■ Dataset extract
↓↓↓
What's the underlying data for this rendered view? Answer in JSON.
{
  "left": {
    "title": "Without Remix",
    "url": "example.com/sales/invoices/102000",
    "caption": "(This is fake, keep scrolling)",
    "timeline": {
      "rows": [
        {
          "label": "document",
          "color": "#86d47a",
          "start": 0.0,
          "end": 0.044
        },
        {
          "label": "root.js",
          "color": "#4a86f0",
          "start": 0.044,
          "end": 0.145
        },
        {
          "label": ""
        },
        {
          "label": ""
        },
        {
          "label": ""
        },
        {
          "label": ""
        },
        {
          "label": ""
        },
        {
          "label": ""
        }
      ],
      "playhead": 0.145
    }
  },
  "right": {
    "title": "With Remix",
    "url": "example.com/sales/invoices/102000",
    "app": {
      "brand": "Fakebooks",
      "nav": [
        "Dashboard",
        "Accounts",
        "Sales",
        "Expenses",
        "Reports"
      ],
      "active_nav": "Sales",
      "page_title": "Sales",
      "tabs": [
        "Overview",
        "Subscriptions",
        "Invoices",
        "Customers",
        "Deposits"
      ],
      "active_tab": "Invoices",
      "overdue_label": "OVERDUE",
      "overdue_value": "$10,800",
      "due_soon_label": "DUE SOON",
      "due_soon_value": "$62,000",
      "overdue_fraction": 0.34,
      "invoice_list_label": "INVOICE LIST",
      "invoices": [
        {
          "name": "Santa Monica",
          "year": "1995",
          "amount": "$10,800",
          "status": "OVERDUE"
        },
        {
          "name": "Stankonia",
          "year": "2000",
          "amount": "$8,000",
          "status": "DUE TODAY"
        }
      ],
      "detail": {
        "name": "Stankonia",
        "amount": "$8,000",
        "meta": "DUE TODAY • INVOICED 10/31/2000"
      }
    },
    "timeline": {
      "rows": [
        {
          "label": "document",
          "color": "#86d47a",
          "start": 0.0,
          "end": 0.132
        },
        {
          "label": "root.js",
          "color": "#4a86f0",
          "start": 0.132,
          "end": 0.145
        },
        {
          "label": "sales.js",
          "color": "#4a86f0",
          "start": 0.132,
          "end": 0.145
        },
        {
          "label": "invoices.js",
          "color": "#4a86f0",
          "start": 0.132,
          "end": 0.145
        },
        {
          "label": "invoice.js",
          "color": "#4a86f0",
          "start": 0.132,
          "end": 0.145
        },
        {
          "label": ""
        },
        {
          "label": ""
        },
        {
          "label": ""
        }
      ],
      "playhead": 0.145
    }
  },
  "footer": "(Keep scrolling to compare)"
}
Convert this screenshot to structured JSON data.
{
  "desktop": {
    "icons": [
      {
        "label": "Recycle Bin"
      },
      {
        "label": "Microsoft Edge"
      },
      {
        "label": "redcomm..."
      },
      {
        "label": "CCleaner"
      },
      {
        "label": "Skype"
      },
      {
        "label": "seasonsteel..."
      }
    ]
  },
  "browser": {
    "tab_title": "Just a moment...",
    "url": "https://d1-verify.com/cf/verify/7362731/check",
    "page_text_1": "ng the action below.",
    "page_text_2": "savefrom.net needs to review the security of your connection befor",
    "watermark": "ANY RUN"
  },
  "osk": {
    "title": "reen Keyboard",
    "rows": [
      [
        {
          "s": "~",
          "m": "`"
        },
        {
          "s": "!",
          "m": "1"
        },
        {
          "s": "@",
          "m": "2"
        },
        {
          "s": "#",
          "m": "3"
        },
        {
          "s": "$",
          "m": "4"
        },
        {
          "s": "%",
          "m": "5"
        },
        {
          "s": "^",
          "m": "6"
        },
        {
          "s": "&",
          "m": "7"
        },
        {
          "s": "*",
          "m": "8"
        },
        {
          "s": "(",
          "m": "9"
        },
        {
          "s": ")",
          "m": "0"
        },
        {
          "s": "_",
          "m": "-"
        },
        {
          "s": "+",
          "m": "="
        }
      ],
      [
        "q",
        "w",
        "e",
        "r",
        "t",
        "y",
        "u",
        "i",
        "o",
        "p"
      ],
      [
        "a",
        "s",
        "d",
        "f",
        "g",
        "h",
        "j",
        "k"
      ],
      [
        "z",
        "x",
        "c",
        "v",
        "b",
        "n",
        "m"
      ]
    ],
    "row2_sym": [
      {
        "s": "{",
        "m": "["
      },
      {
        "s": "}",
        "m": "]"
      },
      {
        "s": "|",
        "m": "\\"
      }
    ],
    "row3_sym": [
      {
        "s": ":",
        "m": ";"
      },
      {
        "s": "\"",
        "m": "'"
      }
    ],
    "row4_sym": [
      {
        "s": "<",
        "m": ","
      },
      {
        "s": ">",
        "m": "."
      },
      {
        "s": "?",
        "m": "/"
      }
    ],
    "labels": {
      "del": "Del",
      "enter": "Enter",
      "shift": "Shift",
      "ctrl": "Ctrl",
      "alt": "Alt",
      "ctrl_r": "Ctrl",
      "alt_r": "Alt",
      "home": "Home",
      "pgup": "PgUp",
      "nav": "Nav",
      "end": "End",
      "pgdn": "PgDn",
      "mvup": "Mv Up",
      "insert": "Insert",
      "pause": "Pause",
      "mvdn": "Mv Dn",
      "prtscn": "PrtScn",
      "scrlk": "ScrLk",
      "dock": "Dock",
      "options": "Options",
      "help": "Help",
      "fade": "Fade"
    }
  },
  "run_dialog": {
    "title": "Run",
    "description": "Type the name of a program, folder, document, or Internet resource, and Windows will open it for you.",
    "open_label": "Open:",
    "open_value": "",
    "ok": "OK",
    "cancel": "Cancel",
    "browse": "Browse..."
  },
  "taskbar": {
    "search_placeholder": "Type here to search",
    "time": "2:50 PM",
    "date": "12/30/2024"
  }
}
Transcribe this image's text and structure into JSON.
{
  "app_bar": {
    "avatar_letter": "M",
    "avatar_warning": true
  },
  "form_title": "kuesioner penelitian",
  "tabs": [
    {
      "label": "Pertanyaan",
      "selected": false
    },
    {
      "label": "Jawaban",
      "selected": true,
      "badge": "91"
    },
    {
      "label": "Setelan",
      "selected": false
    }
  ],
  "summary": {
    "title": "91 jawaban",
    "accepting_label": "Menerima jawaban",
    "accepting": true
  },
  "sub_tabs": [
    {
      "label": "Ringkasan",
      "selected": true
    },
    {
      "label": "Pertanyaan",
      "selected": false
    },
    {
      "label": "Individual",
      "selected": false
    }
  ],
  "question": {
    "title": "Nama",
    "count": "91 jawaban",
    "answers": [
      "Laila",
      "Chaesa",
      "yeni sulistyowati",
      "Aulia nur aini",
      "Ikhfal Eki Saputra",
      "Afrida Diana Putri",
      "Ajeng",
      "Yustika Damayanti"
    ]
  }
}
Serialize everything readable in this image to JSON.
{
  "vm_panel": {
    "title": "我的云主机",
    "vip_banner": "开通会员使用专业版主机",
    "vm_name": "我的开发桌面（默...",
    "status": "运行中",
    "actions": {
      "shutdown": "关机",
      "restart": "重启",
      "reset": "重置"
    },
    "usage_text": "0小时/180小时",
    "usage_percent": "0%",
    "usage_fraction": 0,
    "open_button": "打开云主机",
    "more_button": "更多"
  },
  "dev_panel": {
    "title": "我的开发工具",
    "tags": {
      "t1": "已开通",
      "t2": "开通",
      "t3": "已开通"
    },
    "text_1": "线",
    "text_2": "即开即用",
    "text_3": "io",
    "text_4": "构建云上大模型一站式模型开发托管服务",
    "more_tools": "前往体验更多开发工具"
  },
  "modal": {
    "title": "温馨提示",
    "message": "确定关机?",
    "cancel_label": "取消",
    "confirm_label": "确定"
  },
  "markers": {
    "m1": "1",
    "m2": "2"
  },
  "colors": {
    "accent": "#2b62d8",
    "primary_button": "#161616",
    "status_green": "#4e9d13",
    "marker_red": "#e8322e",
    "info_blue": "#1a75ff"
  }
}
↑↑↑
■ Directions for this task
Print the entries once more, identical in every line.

■ Expected answer
What's the underlying data for this rendered view? Answer in JSON.
{
  "left": {
    "title": "Without Remix",
    "url": "example.com/sales/invoices/102000",
    "caption": "(This is fake, keep scrolling)",
    "timeline": {
      "rows": [
        {
          "label": "document",
          "color": "#86d47a",
          "start": 0.0,
          "end": 0.044
        },
        {
          "label": "root.js",
          "color": "#4a86f0",
          "start": 0.044,
          "end": 0.145
        },
        {
          "label": ""
        },
        {
          "label": ""
        },
        {
          "label": ""
        },
        {
          "label": ""
        },
        {
          "label": ""
        },
        {
          "label": ""
        }
      ],
      "playhead": 0.145
    }
  },
  "right": {
    "title": "With Remix",
    "url": "example.com/sales/invoices/102000",
    "app": {
      "brand": "Fakebooks",
      "nav": [
        "Dashboard",
        "Accounts",
        "Sales",
        "Expenses",
        "Reports"
      ],
      "active_nav": "Sales",
      "page_title": "Sales",
      "tabs": [
        "Overview",
        "Subscriptions",
        "Invoices",
        "Customers",
        "Deposits"
      ],
      "active_tab": "Invoices",
      "overdue_label": "OVERDUE",
      "overdue_value": "$10,800",
      "due_soon_label": "DUE SOON",
      "due_soon_value": "$62,000",
      "overdue_fraction": 0.34,
      "invoice_list_label": "INVOICE LIST",
      "invoices": [
        {
          "name": "Santa Monica",
          "year": "1995",
          "amount": "$10,800",
          "status": "OVERDUE"
        },
        {
          "name": "Stankonia",
          "year": "2000",
          "amount": "$8,000",
          "status": "DUE TODAY"
        }
      ],
      "detail": {
        "name": "Stankonia",
        "amount": "$8,000",
        "meta": "DUE TODAY • INVOICED 10/31/2000"
      }
    },
    "timeline": {
      "rows": [
        {
          "label": "document",
          "color": "#86d47a",
          "start": 0.0,
          "end": 0.132
        },
        {
          "label": "root.js",
          "color": "#4a86f0",
          "start": 0.132,
          "end": 0.145
        },
        {
          "label": "sales.js",
          "color": "#4a86f0",
          "start": 0.132,
          "end": 0.145
        },
        {
          "label": "invoices.js",
          "color": "#4a86f0",
          "start": 0.132,
          "end": 0.145
        },
        {
          "label": "invoice.js",
          "color": "#4a86f0",
          "start": 0.132,
          "end": 0.145
        },
        {
          "label": ""
        },
        {
          "label": ""
        },
        {
          "label": ""
        }
      ],
      "playhead": 0.145
    }
  },
  "footer": "(Keep scrolling to compare)"
}
Convert this screenshot to structured JSON data.
{
  "desktop": {
    "icons": [
      {
        "label": "Recycle Bin"
      },
      {
        "label": "Microsoft Edge"
      },
      {
        "label": "redcomm..."
      },
      {
        "label": "CCleaner"
      },
      {
        "label": "Skype"
      },
      {
        "label": "seasonsteel..."
      }
    ]
  },
  "browser": {
    "tab_title": "Just a moment...",
    "url": "https://d1-verify.com/cf/verify/7362731/check",
    "page_text_1": "ng the action below.",
    "page_text_2": "savefrom.net needs to review the security of your connection befor",
    "watermark": "ANY RUN"
  },
  "osk": {
    "title": "reen Keyboard",
    "rows": [
      [
        {
          "s": "~",
          "m": "`"
        },
        {
          "s": "!",
          "m": "1"
        },
        {
          "s": "@",
          "m": "2"
        },
        {
          "s": "#",
          "m": "3"
        },
        {
          "s": "$",
          "m": "4"
        },
        {
          "s": "%",
          "m": "5"
        },
        {
          "s": "^",
          "m": "6"
        },
        {
          "s": "&",
          "m": "7"
        },
        {
          "s": "*",
          "m": "8"
        },
        {
          "s": "(",
          "m": "9"
        },
        {
          "s": ")",
          "m": "0"
        },
        {
          "s": "_",
          "m": "-"
        },
        {
          "s": "+",
          "m": "="
        }
      ],
      [
        "q",
        "w",
        "e",
        "r",
        "t",
        "y",
        "u",
        "i",
        "o",
        "p"
      ],
      [
        "a",
        "s",
        "d",
        "f",
        "g",
        "h",
        "j",
        "k"
      ],
      [
        "z",
        "x",
        "c",
        "v",
        "b",
        "n",
        "m"
      ]
    ],
    "row2_sym": [
      {
        "s": "{",
        "m": "["
      },
      {
        "s": "}",
        "m": "]"
      },
      {
        "s": "|",
        "m": "\\"
      }
    ],
    "row3_sym": [
      {
        "s": ":",
        "m": ";"
      },
      {
        "s": "\"",
        "m": "'"
      }
    ],
    "row4_sym": [
      {
        "s": "<",
        "m": ","
      },
      {
        "s": ">",
        "m": "."
      },
      {
        "s": "?",
        "m": "/"
      }
    ],
    "labels": {
      "del": "Del",
      "enter": "Enter",
      "shift": "Shift",
      "ctrl": "Ctrl",
      "alt": "Alt",
      "ctrl_r": "Ctrl",
      "alt_r": "Alt",
      "home": "Home",
      "pgup": "PgUp",
      "nav": "Nav",
      "end": "End",
      "pgdn": "PgDn",
      "mvup": "Mv Up",
      "insert": "Insert",
      "pause": "Pause",
      "mvdn": "Mv Dn",
      "prtscn": "PrtScn",
      "scrlk": "ScrLk",
      "dock": "Dock",
      "options": "Options",
      "help": "Help",
      "fade": "Fade"
    }
  },
  "run_dialog": {
    "title": "Run",
    "description": "Type the name of a program, folder, document, or Internet resource, and Windows will open it for you.",
    "open_label": "Open:",
    "open_value": "",
    "ok": "OK",
    "cancel": "Cancel",
    "browse": "Browse..."
  },
  "taskbar": {
    "search_placeholder": "Type here to search",
    "time": "2:50 PM",
    "date": "12/30/2024"
  }
}
Transcribe this image's text and structure into JSON.
{
  "app_bar": {
    "avatar_letter": "M",
    "avatar_warning": true
  },
  "form_title": "kuesioner penelitian",
  "tabs": [
    {
      "label": "Pertanyaan",
      "selected": false
    },
    {
      "label": "Jawaban",
      "selected": true,
      "badge": "91"
    },
    {
      "label": "Setelan",
      "selected": false
    }
  ],
  "summary": {
    "title": "91 jawaban",
    "accepting_label": "Menerima jawaban",
    "accepting": true
  },
  "sub_tabs": [
    {
      "label": "Ringkasan",
      "selected": true
    },
    {
      "label": "Pertanyaan",
      "selected": false
    },
    {
      "label": "Individual",
      "selected": false
    }
  ],
  "question": {
    "title": "Nama",
    "count": "91 jawaban",
    "answers": [
      "Laila",
      "Chaesa",
      "yeni sulistyowati",
      "Aulia nur aini",
      "Ikhfal Eki Saputra",
      "Afrida Diana Putri",
      "Ajeng",
      "Yustika Damayanti"
    ]
  }
}
Serialize everything readable in this image to JSON.
{
  "vm_panel": {
    "title": "我的云主机",
    "vip_banner": "开通会员使用专业版主机",
    "vm_name": "我的开发桌面（默...",
    "status": "运行中",
    "actions": {
      "shutdown": "关机",
      "restart": "重启",
      "reset": "重置"
    },
    "usage_text": "0小时/180小时",
    "usage_percent": "0%",
    "usage_fraction": 0,
    "open_button": "打开云主机",
    "more_button": "更多"
  },
  "dev_panel": {
    "title": "我的开发工具",
    "tags": {
      "t1": "已开通",
      "t2": "开通",
      "t3": "已开通"
    },
    "text_1": "线",
    "text_2": "即开即用",
    "text_3": "io",
    "text_4": "构建云上大模型一站式模型开发托管服务",
    "more_tools": "前往体验更多开发工具"
  },
  "modal": {
    "title": "温馨提示",
    "message": "确定关机?",
    "cancel_label": "取消",
    "confirm_label": "确定"
  },
  "markers": {
    "m1": "1",
    "m2": "2"
  },
  "colors": {
    "accent": "#2b62d8",
    "primary_button": "#161616",
    "status_green": "#4e9d13",
    "marker_red": "#e8322e",
    "info_blue": "#1a75ff"
  }
}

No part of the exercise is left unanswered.